#### To do
What you produce should match the records exactly, line for line.

#### Data
□ □ □

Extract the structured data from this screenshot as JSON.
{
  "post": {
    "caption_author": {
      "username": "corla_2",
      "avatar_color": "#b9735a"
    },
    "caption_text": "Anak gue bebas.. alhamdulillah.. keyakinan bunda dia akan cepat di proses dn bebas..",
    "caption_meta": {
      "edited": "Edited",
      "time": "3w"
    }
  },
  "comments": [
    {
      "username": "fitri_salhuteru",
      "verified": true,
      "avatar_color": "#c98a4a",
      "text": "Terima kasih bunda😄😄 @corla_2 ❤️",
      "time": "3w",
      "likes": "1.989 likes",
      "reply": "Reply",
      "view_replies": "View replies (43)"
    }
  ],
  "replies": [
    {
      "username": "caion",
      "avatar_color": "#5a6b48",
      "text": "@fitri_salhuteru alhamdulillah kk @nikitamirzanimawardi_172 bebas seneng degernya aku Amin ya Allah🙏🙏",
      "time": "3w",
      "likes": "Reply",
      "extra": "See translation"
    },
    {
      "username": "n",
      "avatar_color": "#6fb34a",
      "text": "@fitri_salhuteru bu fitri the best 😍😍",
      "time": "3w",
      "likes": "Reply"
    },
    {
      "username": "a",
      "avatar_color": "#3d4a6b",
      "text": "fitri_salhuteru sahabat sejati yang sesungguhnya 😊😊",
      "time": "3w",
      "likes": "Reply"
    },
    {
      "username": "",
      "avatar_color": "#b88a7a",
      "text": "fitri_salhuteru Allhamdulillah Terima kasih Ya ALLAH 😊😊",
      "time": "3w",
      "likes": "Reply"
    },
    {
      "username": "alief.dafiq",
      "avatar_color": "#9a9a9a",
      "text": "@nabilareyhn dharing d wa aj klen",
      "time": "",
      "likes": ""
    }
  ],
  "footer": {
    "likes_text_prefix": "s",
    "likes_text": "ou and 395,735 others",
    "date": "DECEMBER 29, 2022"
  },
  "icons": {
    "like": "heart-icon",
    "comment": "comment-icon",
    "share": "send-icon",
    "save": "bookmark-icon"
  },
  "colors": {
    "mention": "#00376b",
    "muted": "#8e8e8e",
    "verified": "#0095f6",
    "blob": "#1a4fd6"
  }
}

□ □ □

#### Exercise solution
Extract the structured data from this screenshot as JSON.
{
  "post": {
    "caption_author": {
      "username": "corla_2",
      "avatar_color": "#b9735a"
    },
    "caption_text": "Anak gue bebas.. alhamdulillah.. keyakinan bunda dia akan cepat di proses dn bebas..",
    "caption_meta": {
      "edited": "Edited",
      "time": "3w"
    }
  },
  "comments": [
    {
      "username": "fitri_salhuteru",
      "verified": true,
      "avatar_color": "#c98a4a",
      "text": "Terima kasih bunda😄😄 @corla_2 ❤️",
      "time": "3w",
      "likes": "1.989 likes",
      "reply": "Reply",
      "view_replies": "View replies (43)"
    }
  ],
  "replies": [
    {
      "username": "caion",
      "avatar_color": "#5a6b48",
      "text": "@fitri_salhuteru alhamdulillah kk @nikitamirzanimawardi_172 bebas seneng degernya aku Amin ya Allah🙏🙏",
      "time": "3w",
      "likes": "Reply",
      "extra": "See translation"
    },
    {
      "username": "n",
      "avatar_color": "#6fb34a",
      "text": "@fitri_salhuteru bu fitri the best 😍😍",
      "time": "3w",
      "likes": "Reply"
    },
    {
      "username": "a",
      "avatar_color": "#3d4a6b",
      "text": "fitri_salhuteru sahabat sejati yang sesungguhnya 😊😊",
      "time": "3w",
      "likes": "Reply"
    },
    {
      "username": "",
      "avatar_color": "#b88a7a",
      "text": "fitri_salhuteru Allhamdulillah Terima kasih Ya ALLAH 😊😊",
      "time": "3w",
      "likes": "Reply"
    },
    {
      "username": "alief.dafiq",
      "avatar_color": "#9a9a9a",
      "text": "@nabilareyhn dharing d wa aj klen",
      "time": "",
      "likes": ""
    }
  ],
  "footer": {
    "likes_text_prefix": "s",
    "likes_text": "ou and 395,735 others",
    "date": "DECEMBER 29, 2022"
  },
  "icons": {
    "like": "heart-icon",
    "comment": "comment-icon",
    "share": "send-icon",
    "save": "bookmark-icon"
  },
  "colors": {
    "mention": "#00376b",
    "muted": "#8e8e8e",
    "verified": "#0095f6",
    "blob": "#1a4fd6"
  }
}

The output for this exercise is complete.